Is Ecstasy the Key to Alleviating Autism Anxiety?

By: Kelly Bourdet

Autism resists both definitions and treatment within the medical community. But the strange historical interpretation of autistic behavior and symptoms has led to novel experimental treatments for the disorder. Sometimes a disease that doesn’t fit neatly into the medical paradigm must go outside that paradigm in search of nontraditional treatment options. 

Because autism presents itself in such a variety of ways—from individuals who are completely nonverbal to those with more aggressive, disorganized behaviors—it resists a definitive treatment protocol. In fact, there are no pharmacological interventions that “treat” autism. 

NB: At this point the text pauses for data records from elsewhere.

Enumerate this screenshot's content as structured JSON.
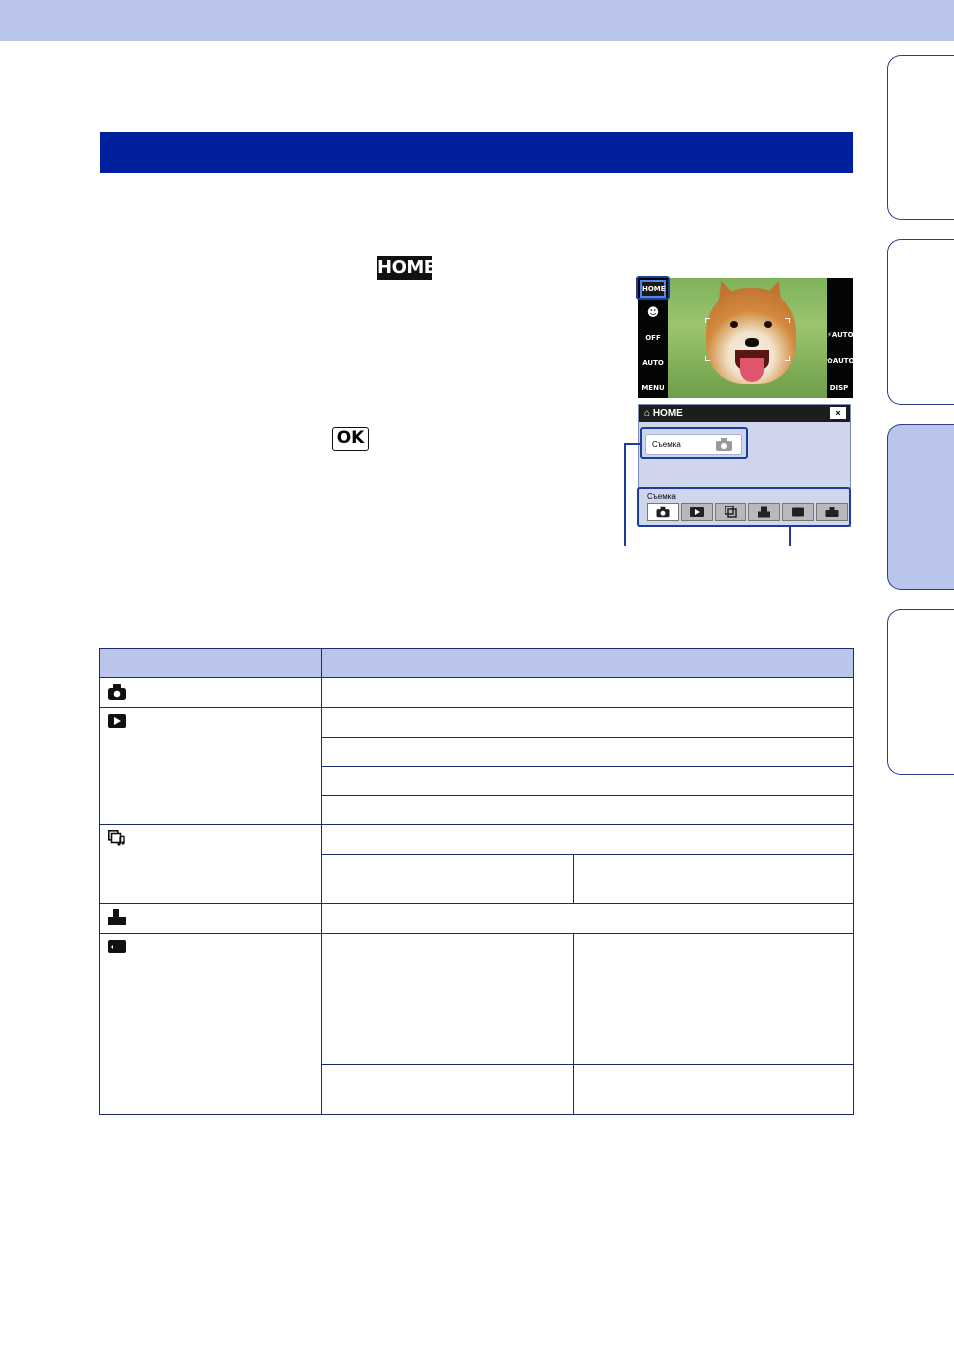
{
  "page": {
    "header_band_color": "#b9c5ea",
    "section_bar_color": "#0020a0",
    "accent_outline_color": "#1a3d9e"
  },
  "side_tabs": [
    {
      "name": "tab-1",
      "active": false
    },
    {
      "name": "tab-2",
      "active": false
    },
    {
      "name": "tab-3",
      "active": true
    },
    {
      "name": "tab-4",
      "active": false
    }
  ],
  "inline_glyphs": {
    "home_button": "HOME",
    "ok_button": "OK"
  },
  "camera_screen": {
    "home_button_label": "HOME",
    "menu_label": "MENU",
    "disp_label": "DISP",
    "flash_label": "AUTO",
    "iso_label": "AUTO",
    "macro_label": "AUTO",
    "timer_label": "OFF"
  },
  "home_menu": {
    "title": "HOME",
    "close_icon": "×",
    "selected_item": "Съемка",
    "category_label": "Съемка",
    "categories": [
      "camera-icon",
      "playback-icon",
      "slideshow-icon",
      "print-icon",
      "memory-icon",
      "settings-icon"
    ]
  },
  "table": {
    "row_icons": [
      "camera-icon",
      "playback-icon",
      "slideshow-music-icon",
      "print-icon",
      "memory-card-icon"
    ]
  }
}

Instead, psychiatrists are focused on treating co-morbid conditions, often things like depression, anxiety, and social isolation. So, today, someone on the autism spectrum might take an antidepressant or an atypical antipsychotic medication to improve their experience in the world, but these medications aren’t correcting any neurological changes associated with autism itself. Now, there's building interest in testing the clinical use of psychedelics. Last week, the FDA approved a research study protocol in which adults diagnosed with both autism and social anxiety will be given the psychedelic drug MDMA in hopes that they’ll experience a long-term reduction in anxiety.
Alicia Danforth, a Ph.D. candidate in clinical psychology who focuses on psychedelic research, recently completed a research study on adults with autism who have self-administered ecstasy. Because of how difficult it has traditionally been to get research studies through the FDA approval process, many studies investigating the effects of psychedelic compounds are in fact non-controlled, survey studies on individuals who have illegally and independently used psychedelic drugs. The purpose of this self-administration ranged from those who were using it purely recreationally, to individuals curious about the potential therapeutic effects of MDMA trying, at least partially, to "self-medicate." 
The results of her survey study were positive and promising, though of course far more rigorous studies are necessary to strengthen the connection between MDMA use and improvement in social anxiety in the autistic. Danforth said that over half of the people she interviewed spontaneously made reports in improvement in social anxiety.


When asked if structured research studies with autistic people and MDMA will be similar in format to the PTSD trials already underway, Danforth said that there’s a “general consensus in the field that conventional psychotherapies don’t work particularly well with autistic individuals. There are some barriers to developing that trust and therapeutic rapport, so we’re really reconsidering what MDMA-assisted therapy will look like.” So perhaps it’s the actual experience of trust enabled by the drug, rather than any specific talk therapy that takes place while under the influence, that is ultimately beneficial.
It’s important to note that those on the autism spectrum do not necessarily want to be “cured” of their autism, to become neurotypical. Many of the manifestations (or symptoms) of autism can be seen as beneficial—for example, increased ability to focus on details and highly specialized interests. However, the difficulty in relating to others can take a psychological toll. New research into psychedelics and autism treatment is focused on this aspect of the disorder: they want to ease co-existing anxiety, not “fix” neurological differences.
Psychedelics operate in a way that is fundamentally different from the most common pharmacological treatments for mental illnesses like depression and anxiety. These drugs—things like SSRIs and atypical antipsychotics—are maintenance therapies, taken over years or decades to suppress symptoms. Psychedelic drugs operate on the principle that a person can alter their perception of the world in a more permanent way via transient, controlled psychedelic experiences. So while a person who undergoes MDMA-assisted therapy might continue to take some supportive therapy (like an antidepressant) after the experience, the hope is that they would have a sustained improvement in their social anxiety as a result of the therapy.

Read the whole story at Motherboard